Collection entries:
═══
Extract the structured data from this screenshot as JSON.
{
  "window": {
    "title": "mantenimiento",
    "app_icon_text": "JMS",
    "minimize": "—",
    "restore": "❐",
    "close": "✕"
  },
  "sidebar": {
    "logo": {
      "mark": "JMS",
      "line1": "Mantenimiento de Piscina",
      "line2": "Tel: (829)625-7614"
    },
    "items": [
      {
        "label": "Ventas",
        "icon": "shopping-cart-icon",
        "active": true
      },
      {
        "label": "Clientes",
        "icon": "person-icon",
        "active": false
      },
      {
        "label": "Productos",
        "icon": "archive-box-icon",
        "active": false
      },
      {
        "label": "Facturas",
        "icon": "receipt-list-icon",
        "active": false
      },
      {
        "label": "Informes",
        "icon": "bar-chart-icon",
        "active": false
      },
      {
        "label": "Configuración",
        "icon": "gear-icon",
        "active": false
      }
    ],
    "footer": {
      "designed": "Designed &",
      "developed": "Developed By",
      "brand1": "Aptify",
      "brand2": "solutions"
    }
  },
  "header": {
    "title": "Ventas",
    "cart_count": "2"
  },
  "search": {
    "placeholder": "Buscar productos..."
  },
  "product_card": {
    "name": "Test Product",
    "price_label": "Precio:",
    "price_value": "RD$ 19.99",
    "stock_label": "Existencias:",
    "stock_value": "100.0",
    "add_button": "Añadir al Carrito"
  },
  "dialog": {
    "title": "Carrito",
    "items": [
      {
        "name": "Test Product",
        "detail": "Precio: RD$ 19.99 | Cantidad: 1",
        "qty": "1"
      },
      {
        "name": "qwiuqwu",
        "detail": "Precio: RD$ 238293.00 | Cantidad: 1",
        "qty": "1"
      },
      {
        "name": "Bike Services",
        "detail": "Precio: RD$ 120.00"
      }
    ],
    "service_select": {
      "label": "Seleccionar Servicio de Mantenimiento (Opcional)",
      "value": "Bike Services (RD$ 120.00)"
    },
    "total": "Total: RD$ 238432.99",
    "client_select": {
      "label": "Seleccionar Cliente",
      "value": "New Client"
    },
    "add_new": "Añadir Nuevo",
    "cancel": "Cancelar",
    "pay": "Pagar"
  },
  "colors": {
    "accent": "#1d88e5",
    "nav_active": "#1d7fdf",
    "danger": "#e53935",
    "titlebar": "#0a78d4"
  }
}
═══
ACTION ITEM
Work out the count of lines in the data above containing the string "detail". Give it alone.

OUTPUT FOR THIS EXERCISE
3